*WORK TO COMPLETE*. Only the lines that include "name" should be copied from the data below.

*MATERIAL FOR THIS TASK*.
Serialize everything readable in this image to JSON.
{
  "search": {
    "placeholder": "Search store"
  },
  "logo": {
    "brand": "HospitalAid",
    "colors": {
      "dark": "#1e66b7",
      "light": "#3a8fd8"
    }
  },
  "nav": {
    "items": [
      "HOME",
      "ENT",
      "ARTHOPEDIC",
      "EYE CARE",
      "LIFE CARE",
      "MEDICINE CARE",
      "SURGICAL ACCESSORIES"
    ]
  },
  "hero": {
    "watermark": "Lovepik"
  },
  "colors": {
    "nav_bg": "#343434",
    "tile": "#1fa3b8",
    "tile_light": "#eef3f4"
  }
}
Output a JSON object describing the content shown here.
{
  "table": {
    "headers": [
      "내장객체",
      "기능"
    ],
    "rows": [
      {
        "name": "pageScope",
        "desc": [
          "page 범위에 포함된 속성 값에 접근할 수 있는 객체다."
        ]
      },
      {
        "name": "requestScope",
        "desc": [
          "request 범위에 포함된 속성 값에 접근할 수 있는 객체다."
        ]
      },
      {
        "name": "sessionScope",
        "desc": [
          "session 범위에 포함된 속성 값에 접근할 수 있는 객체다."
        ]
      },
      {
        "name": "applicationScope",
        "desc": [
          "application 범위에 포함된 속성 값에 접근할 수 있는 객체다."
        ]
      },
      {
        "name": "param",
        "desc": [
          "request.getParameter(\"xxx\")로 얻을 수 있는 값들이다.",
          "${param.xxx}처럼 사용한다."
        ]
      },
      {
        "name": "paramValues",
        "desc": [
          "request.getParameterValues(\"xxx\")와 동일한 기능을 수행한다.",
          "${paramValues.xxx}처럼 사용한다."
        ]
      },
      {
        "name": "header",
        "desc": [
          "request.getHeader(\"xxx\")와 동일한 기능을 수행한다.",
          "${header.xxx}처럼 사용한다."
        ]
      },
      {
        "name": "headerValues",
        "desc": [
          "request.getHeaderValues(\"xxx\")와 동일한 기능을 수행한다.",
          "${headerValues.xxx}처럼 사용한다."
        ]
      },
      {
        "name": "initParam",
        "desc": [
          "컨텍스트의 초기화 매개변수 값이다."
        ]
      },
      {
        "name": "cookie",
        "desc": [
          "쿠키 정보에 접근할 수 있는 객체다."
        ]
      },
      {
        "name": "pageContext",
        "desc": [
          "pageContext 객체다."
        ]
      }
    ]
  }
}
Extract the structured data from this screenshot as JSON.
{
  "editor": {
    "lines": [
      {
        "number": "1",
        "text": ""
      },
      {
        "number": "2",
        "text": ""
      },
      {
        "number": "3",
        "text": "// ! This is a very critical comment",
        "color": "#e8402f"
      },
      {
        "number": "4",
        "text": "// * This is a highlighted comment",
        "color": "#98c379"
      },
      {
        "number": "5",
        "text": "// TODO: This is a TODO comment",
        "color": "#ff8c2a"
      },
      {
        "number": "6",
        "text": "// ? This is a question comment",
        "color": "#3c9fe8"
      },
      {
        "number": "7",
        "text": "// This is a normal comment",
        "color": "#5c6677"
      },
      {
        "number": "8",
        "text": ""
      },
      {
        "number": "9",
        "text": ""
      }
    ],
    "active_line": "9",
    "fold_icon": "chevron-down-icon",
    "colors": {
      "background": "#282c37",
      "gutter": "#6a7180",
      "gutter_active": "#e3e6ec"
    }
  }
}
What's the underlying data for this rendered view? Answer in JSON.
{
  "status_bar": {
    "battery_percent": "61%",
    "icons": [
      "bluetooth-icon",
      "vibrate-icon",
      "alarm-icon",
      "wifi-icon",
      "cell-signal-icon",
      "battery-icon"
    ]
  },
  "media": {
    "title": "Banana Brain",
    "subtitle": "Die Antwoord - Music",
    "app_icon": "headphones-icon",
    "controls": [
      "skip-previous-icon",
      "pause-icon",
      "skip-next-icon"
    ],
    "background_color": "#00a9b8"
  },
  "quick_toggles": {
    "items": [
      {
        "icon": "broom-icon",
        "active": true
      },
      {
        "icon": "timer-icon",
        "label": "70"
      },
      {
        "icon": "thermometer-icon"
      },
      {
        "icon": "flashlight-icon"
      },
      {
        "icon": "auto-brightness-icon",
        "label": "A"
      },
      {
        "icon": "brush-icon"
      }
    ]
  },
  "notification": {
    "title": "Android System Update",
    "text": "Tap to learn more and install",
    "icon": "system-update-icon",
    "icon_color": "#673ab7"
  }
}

*ANSWER SECTION*.
        "name": "pageScope",
        "name": "requestScope",
        "name": "sessionScope",
        "name": "applicationScope",
        "name": "param",
        "name": "paramValues",
        "name": "header",
        "name": "headerValues",
        "name": "initParam",
        "name": "cookie",
        "name": "pageContext",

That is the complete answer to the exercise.